"This is the city, Los Angeles..."

"Dragnet 1967" was reintroduced to the public after its initial airing that ran from 1951 to 1959. This time, the show is in color with a new partner to Sgt. Joe Friday (Webb) named Officer Bill Gannon (Morgan). Years ago, I remember watching this show on a station like TV Land and found it intrigueing... but for different reasons than why it was popular back in the day. When "Dragnet" aired it was considered a serious drama but in today's media where shows like "Law & Order" (as well as its spin-offs) provide a much more involved plot where more than one person is a suspect.

"Dragnet" isn't a great show really. It's cheesy, filled with cheap set work and acting ranging from average (from Gannon and Webb) to downright poor for each episode with the "punk of the week". And even though the show is bad, it's still fun to watch. It's simple and to the point (each episode has an after school message - like why LSD is bad).

Episode-wise, each one is basically the same. Friday and Gannon are working the day shift in some division (robbery, homicide, etc), they interview witnesses, figure out the crime and the events and then they catch the bad guy (or girl). And then the show's trademark showing what kind of sentence the vile criminal gets.

Jack Webb not only created the series but he also directed, produced and starred in every episode. For his part, Webb doesn't change his persona one bit. He's dry (to say the least) and stiff (reminded me of the woman who didn't swing her arms on "Seinfeld").


Once again, Universal fails to provide any special features... How 'bout a retrospective, huh? There must be someone still around to talk about the show. Now, technically there is one special feature... a CD with a radio episode entitled The Big Cut...


Given the age of the show (more than 35 years now), the picture - presented in full screen - is pretty good with the occasional wear and tear. It isn't anything great, but good enough all things considered. The sound on the other hand truly sounds like it came from the 60s. It's screechy in places and just doesn't sound well using surround sound.
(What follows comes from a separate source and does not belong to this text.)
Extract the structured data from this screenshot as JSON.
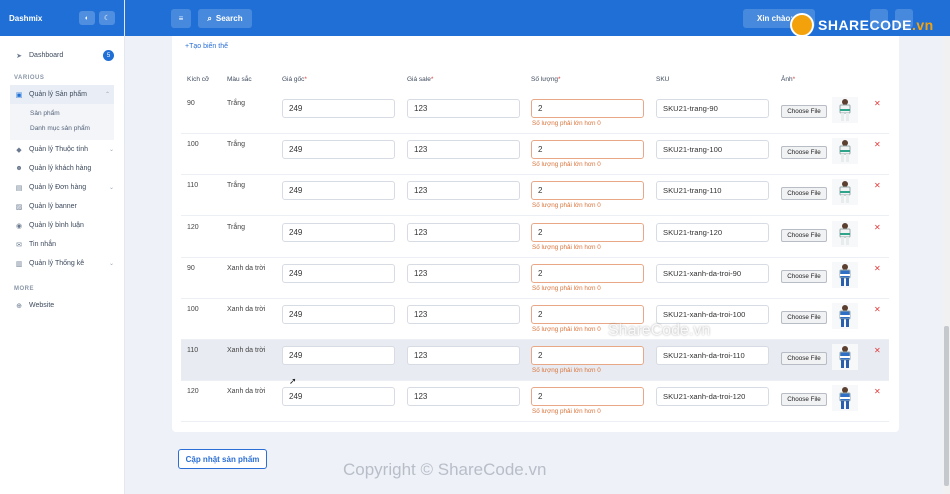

I can't be too harsh toward the sound and picture here because of its age.


No, if you're looking for good entertainment, you won't find it here. For the people who remember the show, then you might find this to be a good trip on memory lane. Outside of that, you won't find anything of value here. No special features, it's just the facts...